Ratings anyone? What is the 4 p.m. show doing on KEYE? Have the other stations seen a bump in the morning or at 5 now that KEYE no longer has news at those times? And how was the debut of the new 9 p.m. news on KNVA?

NewsMcNabb said...

I wish the "Anonymous" with all the financial information on LIN would also post to comments at where I post most of my stories including this one.
It's a totally different audience. It would be quite useful.

Anonymous said...


Feel free to pass on the info, with the source being an anonymous who reads your blog.

NewsMcNabb said...

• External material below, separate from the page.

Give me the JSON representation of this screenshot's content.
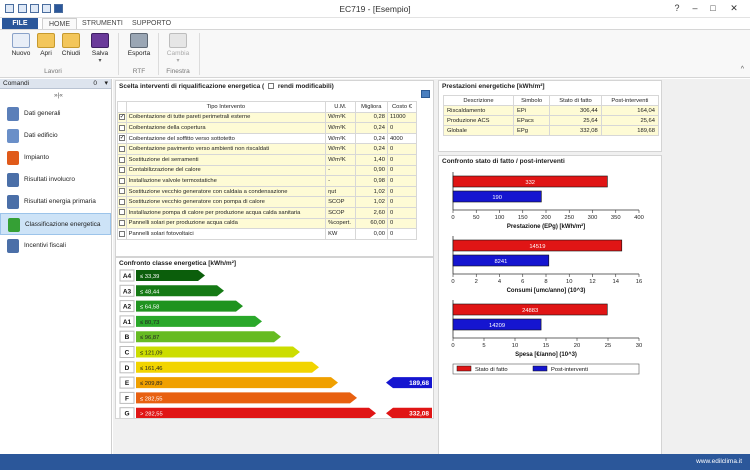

It's a journalism thing, "Anonymous". I can't and won't use information that I cannot corroborate. The information you quote, I cannot confirm. I'm pretty sure it is true, but I cannot and will not use it.
You are free to write it, however. That's why I referred you to, a totally different audience. This information is a window to what's going on. Viewers/users/consumers don't see these figures. They assume that when they punch up KXAN/KNVA/KBVO, the desired programming will be there. There is a lot going on behind the screen.

Anonymous said...

Yet another reason why LIN TV needs to ramp up earnings.

In 2008, 54 Broadcasting, which listed KEYE-TV news anchor Ron Oliveira as one of its owners, sued LIN TV over disposition of 54’s equity interests in 54, operator of KNVA-TV.

In an agreement, LIN had the option to acquire the shares of 54 Broadcasting for $500,000. In 2007, LIN assigned its option rights to Vaughan Media. Vaughan, in turn, sought to exercise the option.
54 sued, alleging that the option could not be assigned by LIN.

To resolve this legal skirmish, LIN agreed to pay $6 million to 54, but the purchase price for KNVA remained the same $500,000. LIN is paying the $6 million in monthly installments.

Vaughan now owns nearly 100 percent interest in KNVA. LIN maintains a minority interest in KNVA.

Now back to the $6 million. That is yet another obligation LIN must fulfill in this tough economy.